◆ **TRY IT**
Copy, from the material below, every line in which the word "اعتبار" can be found.

═══ GIVEN ENTRIES ═══

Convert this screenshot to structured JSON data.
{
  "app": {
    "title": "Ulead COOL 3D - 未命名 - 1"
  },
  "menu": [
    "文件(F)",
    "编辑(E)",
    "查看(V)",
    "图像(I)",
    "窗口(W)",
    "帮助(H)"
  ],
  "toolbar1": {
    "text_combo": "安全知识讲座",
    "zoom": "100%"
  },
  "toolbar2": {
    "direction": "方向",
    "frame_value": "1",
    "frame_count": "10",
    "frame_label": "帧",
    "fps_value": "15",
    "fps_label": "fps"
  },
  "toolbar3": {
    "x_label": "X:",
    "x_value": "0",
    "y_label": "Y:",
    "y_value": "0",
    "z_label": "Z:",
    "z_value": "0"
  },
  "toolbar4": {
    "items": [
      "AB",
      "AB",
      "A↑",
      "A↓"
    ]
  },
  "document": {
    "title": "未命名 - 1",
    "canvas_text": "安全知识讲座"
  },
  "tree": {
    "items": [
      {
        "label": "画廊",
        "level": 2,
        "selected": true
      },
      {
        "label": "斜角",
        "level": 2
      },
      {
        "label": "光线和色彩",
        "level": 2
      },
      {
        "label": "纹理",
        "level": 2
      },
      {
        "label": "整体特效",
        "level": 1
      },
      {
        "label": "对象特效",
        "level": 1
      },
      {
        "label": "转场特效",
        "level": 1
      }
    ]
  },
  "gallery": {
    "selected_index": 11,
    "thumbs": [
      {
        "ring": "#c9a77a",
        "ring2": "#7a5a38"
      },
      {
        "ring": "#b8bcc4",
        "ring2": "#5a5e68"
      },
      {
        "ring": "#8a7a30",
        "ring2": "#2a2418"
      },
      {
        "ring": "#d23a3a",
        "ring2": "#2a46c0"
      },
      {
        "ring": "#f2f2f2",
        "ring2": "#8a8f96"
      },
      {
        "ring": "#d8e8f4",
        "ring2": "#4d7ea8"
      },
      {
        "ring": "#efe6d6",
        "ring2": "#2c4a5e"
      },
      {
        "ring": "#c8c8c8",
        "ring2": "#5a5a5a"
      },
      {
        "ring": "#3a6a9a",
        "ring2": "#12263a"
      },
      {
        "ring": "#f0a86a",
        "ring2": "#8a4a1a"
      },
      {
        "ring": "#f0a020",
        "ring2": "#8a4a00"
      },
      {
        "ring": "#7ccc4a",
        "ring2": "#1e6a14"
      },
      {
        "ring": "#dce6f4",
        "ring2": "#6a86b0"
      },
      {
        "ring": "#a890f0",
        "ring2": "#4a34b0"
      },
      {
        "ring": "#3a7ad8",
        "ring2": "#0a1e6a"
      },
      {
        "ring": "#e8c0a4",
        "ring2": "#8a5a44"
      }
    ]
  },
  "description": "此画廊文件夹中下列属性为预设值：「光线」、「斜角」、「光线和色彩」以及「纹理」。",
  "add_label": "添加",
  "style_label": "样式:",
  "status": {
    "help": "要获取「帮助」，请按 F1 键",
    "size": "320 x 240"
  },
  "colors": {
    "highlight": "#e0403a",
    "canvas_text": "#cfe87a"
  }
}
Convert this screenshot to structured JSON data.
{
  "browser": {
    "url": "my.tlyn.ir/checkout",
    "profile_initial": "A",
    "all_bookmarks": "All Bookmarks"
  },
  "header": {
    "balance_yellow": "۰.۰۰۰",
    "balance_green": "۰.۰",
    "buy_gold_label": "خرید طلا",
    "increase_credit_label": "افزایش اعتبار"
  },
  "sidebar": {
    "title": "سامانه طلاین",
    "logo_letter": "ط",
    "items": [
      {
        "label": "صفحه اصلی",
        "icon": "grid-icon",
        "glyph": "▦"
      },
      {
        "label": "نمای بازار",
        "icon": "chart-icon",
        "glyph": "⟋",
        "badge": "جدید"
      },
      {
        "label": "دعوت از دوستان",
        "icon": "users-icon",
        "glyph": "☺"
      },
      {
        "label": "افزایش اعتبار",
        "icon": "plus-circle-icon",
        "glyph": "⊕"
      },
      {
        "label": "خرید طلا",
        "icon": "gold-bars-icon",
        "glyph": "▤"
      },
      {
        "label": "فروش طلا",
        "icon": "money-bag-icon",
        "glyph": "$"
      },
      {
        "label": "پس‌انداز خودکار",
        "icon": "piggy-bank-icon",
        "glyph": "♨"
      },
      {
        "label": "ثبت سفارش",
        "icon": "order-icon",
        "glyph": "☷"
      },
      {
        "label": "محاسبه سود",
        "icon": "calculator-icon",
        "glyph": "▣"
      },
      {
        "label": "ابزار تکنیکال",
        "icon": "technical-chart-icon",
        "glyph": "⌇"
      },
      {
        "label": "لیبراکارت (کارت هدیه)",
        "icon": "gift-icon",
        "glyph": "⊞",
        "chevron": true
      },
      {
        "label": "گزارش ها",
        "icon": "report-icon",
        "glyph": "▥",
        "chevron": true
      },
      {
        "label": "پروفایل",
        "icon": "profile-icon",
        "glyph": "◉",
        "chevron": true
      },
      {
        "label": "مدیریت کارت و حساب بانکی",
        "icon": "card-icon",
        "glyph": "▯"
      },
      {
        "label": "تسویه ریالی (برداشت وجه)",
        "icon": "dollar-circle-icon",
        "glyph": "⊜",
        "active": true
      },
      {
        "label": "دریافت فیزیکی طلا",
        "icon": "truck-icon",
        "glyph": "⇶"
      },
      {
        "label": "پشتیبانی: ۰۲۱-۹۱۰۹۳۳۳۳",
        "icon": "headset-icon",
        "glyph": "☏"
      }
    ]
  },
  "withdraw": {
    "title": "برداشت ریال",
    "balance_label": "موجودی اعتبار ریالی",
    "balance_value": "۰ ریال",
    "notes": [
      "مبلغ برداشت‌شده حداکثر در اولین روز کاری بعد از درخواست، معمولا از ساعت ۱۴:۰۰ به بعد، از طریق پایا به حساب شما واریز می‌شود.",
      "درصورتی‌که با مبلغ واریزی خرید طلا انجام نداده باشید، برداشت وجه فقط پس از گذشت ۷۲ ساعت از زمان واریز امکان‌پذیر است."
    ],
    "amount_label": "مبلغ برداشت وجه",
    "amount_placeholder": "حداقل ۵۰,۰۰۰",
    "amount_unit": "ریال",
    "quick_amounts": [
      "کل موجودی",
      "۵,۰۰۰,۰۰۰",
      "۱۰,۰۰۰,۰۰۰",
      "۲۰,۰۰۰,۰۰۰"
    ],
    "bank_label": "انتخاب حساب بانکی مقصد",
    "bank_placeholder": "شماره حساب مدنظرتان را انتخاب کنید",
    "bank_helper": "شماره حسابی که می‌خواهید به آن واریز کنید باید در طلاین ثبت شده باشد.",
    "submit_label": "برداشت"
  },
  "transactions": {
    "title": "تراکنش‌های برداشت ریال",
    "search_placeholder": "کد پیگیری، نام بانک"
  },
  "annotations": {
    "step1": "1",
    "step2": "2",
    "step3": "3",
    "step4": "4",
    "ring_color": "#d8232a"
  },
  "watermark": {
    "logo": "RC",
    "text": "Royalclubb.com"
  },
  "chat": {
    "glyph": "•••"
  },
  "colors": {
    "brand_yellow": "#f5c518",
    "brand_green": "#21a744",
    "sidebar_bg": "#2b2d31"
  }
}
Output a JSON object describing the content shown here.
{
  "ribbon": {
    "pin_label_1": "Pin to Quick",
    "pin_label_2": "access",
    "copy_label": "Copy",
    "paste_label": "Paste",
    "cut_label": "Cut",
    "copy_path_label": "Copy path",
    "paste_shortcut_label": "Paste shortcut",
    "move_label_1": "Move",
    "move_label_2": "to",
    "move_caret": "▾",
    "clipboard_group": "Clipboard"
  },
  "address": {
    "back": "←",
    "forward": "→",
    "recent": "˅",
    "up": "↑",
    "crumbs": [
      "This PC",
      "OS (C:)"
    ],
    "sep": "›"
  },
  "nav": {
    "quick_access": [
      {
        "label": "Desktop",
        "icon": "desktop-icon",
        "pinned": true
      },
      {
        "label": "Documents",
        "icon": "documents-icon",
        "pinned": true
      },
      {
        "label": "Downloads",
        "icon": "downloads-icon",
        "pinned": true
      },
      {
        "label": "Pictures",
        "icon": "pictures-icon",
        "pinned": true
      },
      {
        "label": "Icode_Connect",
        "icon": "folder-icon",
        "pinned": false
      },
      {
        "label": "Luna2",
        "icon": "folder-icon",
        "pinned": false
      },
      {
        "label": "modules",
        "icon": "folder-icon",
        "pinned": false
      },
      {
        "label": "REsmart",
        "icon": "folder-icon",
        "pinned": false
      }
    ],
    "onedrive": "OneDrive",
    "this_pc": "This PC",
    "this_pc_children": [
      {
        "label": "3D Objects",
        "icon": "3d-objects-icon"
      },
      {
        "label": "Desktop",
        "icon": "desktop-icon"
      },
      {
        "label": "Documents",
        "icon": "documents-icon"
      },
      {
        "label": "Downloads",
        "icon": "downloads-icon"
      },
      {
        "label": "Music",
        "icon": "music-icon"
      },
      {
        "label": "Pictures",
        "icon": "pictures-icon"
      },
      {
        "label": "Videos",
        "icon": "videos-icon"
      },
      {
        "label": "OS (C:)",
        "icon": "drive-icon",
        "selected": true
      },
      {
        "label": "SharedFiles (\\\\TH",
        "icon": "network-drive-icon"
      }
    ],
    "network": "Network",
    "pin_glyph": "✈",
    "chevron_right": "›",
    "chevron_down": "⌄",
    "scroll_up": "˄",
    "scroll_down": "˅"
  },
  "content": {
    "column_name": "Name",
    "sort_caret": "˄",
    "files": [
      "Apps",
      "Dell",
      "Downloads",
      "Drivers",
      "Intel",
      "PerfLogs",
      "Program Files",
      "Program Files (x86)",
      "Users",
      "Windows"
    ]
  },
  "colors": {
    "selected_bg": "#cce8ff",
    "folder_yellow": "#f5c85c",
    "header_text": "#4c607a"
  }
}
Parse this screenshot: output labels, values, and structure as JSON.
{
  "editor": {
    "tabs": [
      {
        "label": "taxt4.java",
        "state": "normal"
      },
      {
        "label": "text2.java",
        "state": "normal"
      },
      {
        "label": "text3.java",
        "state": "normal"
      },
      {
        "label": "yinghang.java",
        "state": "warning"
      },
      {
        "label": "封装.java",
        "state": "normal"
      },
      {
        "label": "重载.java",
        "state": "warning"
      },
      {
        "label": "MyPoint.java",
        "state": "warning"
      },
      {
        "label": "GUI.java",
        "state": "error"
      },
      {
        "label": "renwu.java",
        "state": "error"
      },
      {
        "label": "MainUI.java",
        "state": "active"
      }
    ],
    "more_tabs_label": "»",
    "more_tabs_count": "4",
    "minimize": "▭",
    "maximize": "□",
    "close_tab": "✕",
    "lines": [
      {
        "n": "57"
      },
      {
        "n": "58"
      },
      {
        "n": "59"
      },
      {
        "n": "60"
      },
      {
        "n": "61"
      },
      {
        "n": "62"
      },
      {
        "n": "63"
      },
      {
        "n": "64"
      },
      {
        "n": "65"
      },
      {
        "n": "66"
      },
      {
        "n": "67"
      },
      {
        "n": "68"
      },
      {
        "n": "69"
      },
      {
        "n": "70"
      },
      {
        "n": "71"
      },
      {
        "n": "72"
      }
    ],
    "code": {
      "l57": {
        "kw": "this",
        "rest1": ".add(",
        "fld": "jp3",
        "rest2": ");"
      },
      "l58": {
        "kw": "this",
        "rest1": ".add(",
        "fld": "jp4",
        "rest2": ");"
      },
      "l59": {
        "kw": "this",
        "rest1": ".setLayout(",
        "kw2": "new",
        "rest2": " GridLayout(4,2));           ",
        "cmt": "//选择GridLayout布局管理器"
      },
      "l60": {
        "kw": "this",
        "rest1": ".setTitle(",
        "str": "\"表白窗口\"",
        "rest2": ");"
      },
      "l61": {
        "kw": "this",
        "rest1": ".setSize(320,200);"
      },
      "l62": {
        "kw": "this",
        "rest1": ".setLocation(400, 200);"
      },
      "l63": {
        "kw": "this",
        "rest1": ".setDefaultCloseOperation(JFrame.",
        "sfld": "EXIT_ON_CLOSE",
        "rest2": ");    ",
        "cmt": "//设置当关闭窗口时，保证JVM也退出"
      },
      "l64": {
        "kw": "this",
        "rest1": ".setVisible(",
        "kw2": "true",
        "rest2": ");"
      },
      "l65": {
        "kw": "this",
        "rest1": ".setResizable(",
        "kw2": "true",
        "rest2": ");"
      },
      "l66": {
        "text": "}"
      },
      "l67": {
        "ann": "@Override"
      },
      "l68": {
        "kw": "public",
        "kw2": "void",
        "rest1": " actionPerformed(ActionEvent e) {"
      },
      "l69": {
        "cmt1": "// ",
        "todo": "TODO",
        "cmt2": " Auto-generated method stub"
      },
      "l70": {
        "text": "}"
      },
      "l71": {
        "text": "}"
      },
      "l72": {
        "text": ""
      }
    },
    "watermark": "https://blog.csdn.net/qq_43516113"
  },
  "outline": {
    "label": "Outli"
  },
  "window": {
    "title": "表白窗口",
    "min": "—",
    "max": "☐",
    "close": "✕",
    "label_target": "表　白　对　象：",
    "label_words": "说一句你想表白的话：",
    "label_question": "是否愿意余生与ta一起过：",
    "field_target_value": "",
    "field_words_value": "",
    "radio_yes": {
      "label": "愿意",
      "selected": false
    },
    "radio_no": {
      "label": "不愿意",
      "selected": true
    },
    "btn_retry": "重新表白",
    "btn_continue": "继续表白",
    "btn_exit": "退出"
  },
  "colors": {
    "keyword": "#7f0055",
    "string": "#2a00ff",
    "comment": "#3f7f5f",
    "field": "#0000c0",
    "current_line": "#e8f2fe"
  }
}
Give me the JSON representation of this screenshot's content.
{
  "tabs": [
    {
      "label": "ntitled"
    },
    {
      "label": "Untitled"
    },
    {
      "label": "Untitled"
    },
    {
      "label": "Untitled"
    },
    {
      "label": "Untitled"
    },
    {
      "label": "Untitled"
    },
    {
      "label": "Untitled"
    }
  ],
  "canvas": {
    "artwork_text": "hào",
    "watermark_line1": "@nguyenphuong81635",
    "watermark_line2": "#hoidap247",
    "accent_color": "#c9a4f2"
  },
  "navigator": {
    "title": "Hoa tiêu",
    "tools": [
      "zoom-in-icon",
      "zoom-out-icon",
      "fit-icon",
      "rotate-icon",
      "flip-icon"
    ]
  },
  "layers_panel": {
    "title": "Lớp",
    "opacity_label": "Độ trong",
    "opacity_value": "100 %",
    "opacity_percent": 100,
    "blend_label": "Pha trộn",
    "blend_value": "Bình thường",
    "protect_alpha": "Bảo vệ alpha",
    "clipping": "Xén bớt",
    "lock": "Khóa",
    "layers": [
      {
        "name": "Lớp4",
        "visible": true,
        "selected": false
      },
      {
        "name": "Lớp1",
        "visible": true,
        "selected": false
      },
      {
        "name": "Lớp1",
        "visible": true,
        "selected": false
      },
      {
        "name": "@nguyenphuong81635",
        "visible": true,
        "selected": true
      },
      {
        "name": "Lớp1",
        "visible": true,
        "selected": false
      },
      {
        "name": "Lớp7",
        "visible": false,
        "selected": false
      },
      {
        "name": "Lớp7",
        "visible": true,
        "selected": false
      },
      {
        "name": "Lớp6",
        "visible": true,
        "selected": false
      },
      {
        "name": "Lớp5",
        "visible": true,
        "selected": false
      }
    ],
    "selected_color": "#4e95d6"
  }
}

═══

◆ **ANSWER AREA**
    "increase_credit_label": "افزایش اعتبار"
        "label": "افزایش اعتبار",
    "balance_label": "موجودی اعتبار ریالی",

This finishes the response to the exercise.